§ Task details
Look through the data below for the string "User", and copy every line where it turns up.
:: Data extract ::
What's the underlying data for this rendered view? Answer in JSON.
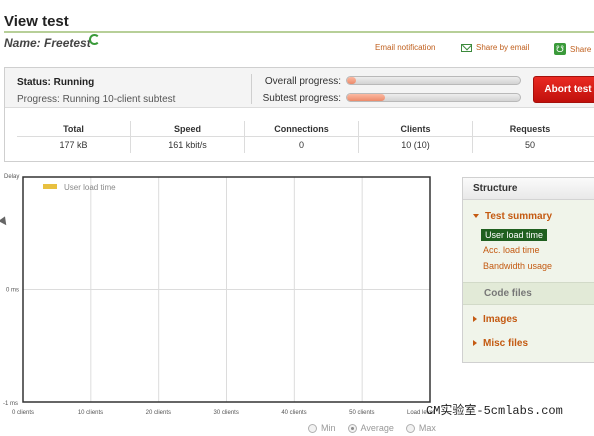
{
  "header": {
    "title": "View test",
    "name_label": "Name: Freetest"
  },
  "top_actions": {
    "email_notification": "Email notification",
    "share_by_email": "Share by email",
    "share": "Share"
  },
  "status": {
    "status_label": "Status: Running",
    "progress_label": "Progress: Running 10-client subtest",
    "overall_progress_label": "Overall progress:",
    "overall_progress_value": 0.05,
    "subtest_progress_label": "Subtest progress:",
    "subtest_progress_value": 0.22,
    "abort_button": "Abort test"
  },
  "stats": {
    "headers": [
      "Total",
      "Speed",
      "Connections",
      "Clients",
      "Requests"
    ],
    "values": [
      "177 kB",
      "161 kbit/s",
      "0",
      "10 (10)",
      "50"
    ]
  },
  "chart_data": {
    "type": "line",
    "ylabel": "Delay",
    "y_ticks": [
      "0 ms",
      "-1 ms"
    ],
    "x_ticks": [
      "0 clients",
      "10 clients",
      "20 clients",
      "30 clients",
      "40 clients",
      "50 clients"
    ],
    "xlabel": "Load level",
    "ylim": [
      -1,
      1
    ],
    "xlim": [
      0,
      60
    ],
    "series": [
      {
        "name": "User load time",
        "color": "#e8c040",
        "values": []
      }
    ],
    "legend_position": "top-left",
    "grid": true
  },
  "structure": {
    "title": "Structure",
    "groups": [
      {
        "label": "Test summary",
        "expanded": true
      },
      {
        "label": "Code files"
      },
      {
        "label": "Images"
      },
      {
        "label": "Misc files"
      }
    ],
    "summary_items": [
      "User load time",
      "Acc. load time",
      "Bandwidth usage"
    ],
    "active_item": "User load time"
  },
  "view_options": {
    "options": [
      "Min",
      "Average",
      "Max"
    ],
    "selected": "Average"
  },
  "watermark": "CM实验室-5cmlabs.com",
  "colors": {
    "accent": "#c0601e",
    "rule": "#b7cf98",
    "abort": "#d61a14",
    "active_item_bg": "#1f5f1f",
    "legend_swatch": "#e8c040"
  }
}
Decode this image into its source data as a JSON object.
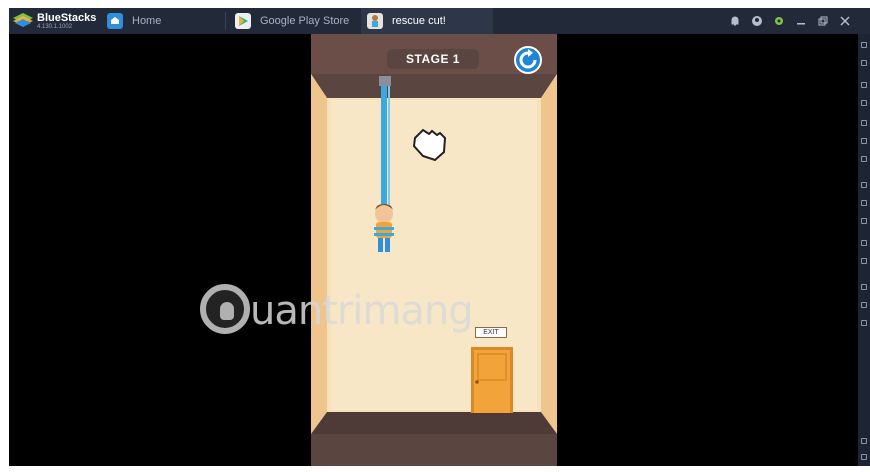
{
  "app": {
    "brand_name": "BlueStacks",
    "brand_version": "4.130.1.1002"
  },
  "tabs": [
    {
      "label": "Home",
      "icon": "home-icon"
    },
    {
      "label": "Google Play Store",
      "icon": "play-store-icon"
    },
    {
      "label": "rescue cut!",
      "icon": "rescue-cut-app-icon"
    }
  ],
  "titlebar_buttons": [
    "bell-icon",
    "account-icon",
    "settings-gear-icon",
    "minimize-icon",
    "restore-icon",
    "close-icon"
  ],
  "game": {
    "stage_label": "STAGE 1",
    "exit_label": "EXIT",
    "restart_icon": "restart-icon"
  },
  "watermark": {
    "text": "uantrimang"
  },
  "colors": {
    "titlebar": "#222a3a",
    "active_tab": "#2e3749",
    "wall": "#f5e2bb",
    "ceiling": "#5a4541",
    "rope": "#39a9e0",
    "door": "#f2a43a",
    "accent_blue": "#1f86d6"
  }
}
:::
§ Answer
        "name": "User load time",
      "User load time",
    "active_item": "User load time"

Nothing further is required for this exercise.